December 31, 2017

Glacier off Sargent Icefield

Landscape view of an un-named glacier off the Sargent Icefield, directly across from Wolverine Glacier, above the Nellie Juan River, in Alaska. Taken during a visit to a wolverine glacier field site as part of a study to examine how alpine areas are changing as temperatures rise in Alaska. 

July 27, 2017

USGS Public Lecture: Warm Ice—Dynamics of Rapidly Changing Glaciers

  • Glacier Numerology – The how big, how long, how thick, how much, how often, of glacier science.
  • Glacier Photography – While a picture may be worth a thousand words, a collection of images may tell a complete forensic story.
  • Glacier Geophysics – How new technologies are being introduced to reexamine and refine decades old glacier analyses.
South Crillon Glacier
June 5, 2016

South Crillon Glacier

Periodic calving of ice from the snout of South Crillon Glacier.

This is a glacier animation for Glacier National Park.
April 5, 2016

Glacier Animation

The simulation below reflects the predicted exponential rise in atmospheric CO2 concentrations, a 2xCO2 "global warming" scenario, with a concurrent warming of 2-3 degrees centigrade (4-5 degrees Fahrenheit) by the year 2050. In addition it assumes that precipitation, primarily in the form of rain, will increase over the same time period about 10 percent (based on the

Monitoring glaciers in Glacier National Park.
April 5, 2016

Monitoring glaciers in Glacier National Park.

Monitoring glaciers in Glacier National Park.

August 6, 2009

The Cold Facts About Melting Glaciers

Most glaciers in Washington and Alaska are dramatically shrinking in response to a warming climate.

USGS scientist Edward Josberger discusses research from the past 50 years to measure changes in the mass (length and thickness) of three glaciers in Alaska and Washington. These are the longest such records in North America and among the longest in the world.

Image: Barry Glacier
August 20, 2008

Barry Glacier

Barry Glacier, Barry Arm, western Prince William Sound.

Tidewater glaciers of south-central Alaska
November 30, 2000

Tidewater glaciers of south-central Alaska

Present-day tidewater glaciers of south-central Alaska can be found in Prince William Sound and southern Kenai Peninsula. Icebergs form as portions of the glacier terminus collapses. Modern tidewater glaciers in Alaska are very small in comparison with massive glaciers that reached the sea during full glacial time. 

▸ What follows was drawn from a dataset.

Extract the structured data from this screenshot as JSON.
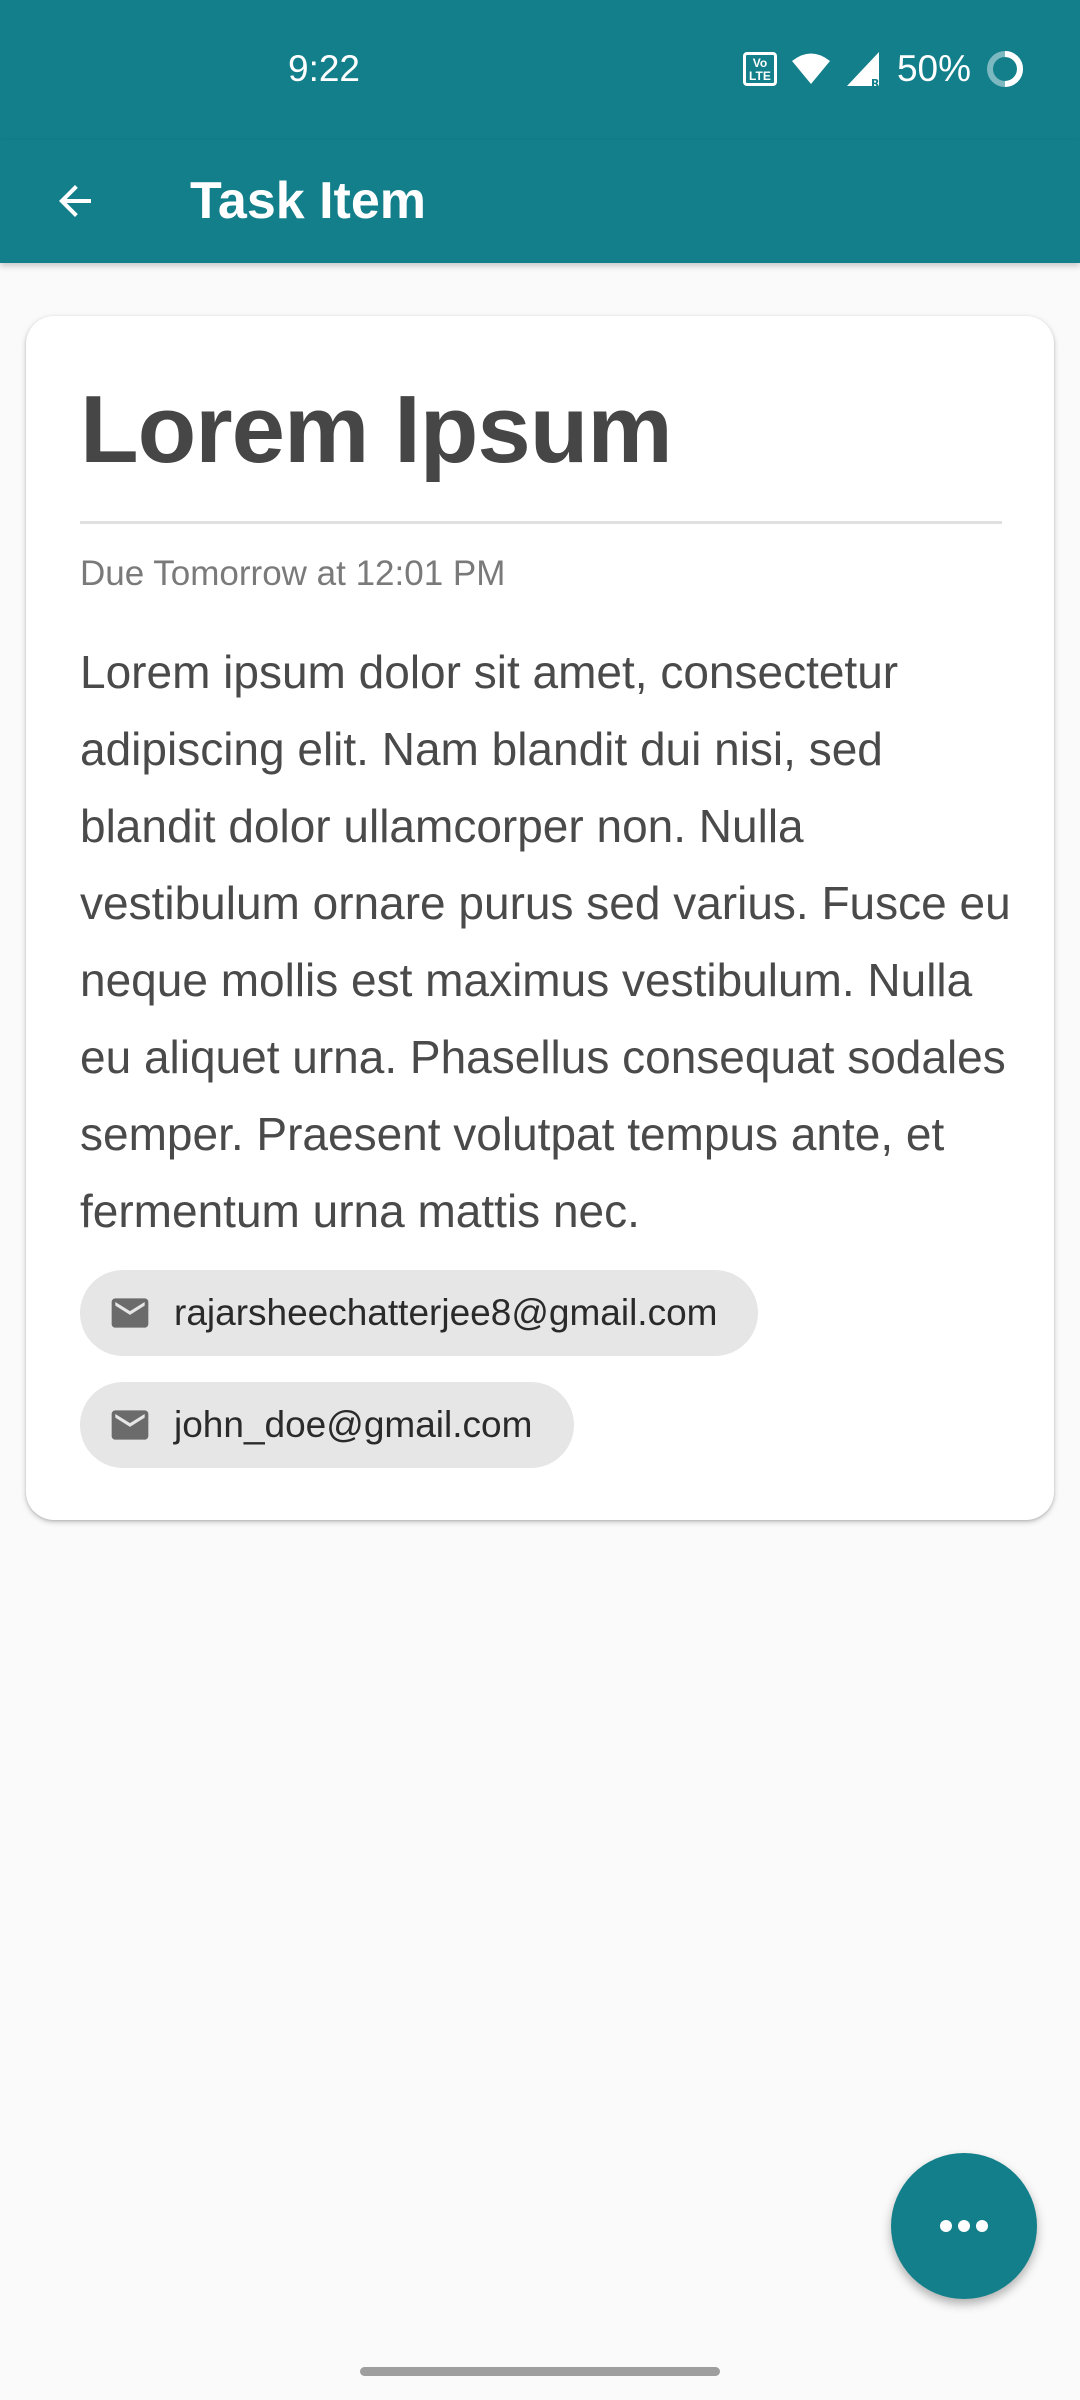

Image: Muir and Riggs Glaciers, Muir Inlet, Alaska - 1941
August 13, 1941

Muir and Riggs Glaciers, Muir Inlet, Alaska - 1941

This northeast-looking photograph, on the southeastern side of White Thunder Ridge ,shows the lower reaches of Muir Glacier, then a large tidewater calving valley glacier, and its tributary Riggs Glacier. The séracs in the lower right-hand corner of the photograph mark Muir Glacier’s terminus. The ice thickness is more than 700 meters. Muir Glacier had been retreating